(Beginning of STORED DATA)

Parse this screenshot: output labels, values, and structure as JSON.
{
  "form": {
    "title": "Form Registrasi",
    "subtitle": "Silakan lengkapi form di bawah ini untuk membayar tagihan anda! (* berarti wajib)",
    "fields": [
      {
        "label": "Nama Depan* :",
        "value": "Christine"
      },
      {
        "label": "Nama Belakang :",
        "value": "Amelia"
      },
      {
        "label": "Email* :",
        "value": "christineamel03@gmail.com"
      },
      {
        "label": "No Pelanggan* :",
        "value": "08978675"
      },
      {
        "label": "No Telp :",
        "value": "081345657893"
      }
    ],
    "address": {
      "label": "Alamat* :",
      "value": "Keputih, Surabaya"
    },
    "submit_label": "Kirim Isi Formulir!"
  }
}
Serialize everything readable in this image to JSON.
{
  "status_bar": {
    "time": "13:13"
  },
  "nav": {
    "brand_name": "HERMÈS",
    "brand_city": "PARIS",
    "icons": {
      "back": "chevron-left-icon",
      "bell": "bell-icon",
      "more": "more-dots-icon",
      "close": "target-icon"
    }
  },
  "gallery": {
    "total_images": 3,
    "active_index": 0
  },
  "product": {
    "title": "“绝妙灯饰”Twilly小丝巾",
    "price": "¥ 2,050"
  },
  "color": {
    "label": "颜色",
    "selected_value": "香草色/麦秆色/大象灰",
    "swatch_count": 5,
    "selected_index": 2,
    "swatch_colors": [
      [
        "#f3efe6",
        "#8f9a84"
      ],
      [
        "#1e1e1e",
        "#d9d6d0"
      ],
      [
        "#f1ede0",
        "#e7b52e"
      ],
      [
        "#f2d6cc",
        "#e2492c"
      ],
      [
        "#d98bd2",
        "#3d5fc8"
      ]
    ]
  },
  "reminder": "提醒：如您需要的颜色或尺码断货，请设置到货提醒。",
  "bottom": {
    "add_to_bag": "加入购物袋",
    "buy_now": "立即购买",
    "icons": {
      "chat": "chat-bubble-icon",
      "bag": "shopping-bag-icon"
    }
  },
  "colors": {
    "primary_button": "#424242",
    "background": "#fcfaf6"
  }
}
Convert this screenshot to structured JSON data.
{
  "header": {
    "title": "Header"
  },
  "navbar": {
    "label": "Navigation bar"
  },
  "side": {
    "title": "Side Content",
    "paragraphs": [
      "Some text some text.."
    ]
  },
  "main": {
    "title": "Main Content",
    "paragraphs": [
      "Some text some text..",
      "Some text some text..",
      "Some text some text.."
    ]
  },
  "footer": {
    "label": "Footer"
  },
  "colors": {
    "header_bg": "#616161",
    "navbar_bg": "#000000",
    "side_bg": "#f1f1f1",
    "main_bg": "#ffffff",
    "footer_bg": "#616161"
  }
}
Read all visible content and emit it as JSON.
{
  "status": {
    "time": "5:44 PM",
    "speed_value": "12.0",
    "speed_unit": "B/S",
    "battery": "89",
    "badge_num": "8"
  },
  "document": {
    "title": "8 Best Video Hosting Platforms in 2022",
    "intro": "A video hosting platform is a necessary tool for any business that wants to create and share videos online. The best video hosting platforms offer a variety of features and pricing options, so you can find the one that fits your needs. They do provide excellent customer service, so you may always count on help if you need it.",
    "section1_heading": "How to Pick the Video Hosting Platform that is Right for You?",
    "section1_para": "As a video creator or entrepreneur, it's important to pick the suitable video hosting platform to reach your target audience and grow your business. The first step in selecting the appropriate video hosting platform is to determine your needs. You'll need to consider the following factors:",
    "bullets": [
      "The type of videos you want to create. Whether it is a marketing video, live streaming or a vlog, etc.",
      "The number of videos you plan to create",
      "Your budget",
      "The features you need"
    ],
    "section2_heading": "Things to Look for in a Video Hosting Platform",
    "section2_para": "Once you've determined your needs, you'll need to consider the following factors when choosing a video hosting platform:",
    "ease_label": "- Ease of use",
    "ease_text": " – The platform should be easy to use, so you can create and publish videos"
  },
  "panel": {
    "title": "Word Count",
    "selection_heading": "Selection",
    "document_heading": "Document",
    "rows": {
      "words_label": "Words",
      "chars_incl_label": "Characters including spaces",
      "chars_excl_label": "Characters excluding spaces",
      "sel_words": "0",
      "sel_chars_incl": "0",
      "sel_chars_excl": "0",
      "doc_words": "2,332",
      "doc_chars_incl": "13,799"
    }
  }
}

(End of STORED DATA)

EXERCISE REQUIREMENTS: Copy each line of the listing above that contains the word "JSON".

THE ANSWER:
Parse this screenshot: output labels, values, and structure as JSON.
Serialize everything readable in this image to JSON.
Convert this screenshot to structured JSON data.
Read all visible content and emit it as JSON.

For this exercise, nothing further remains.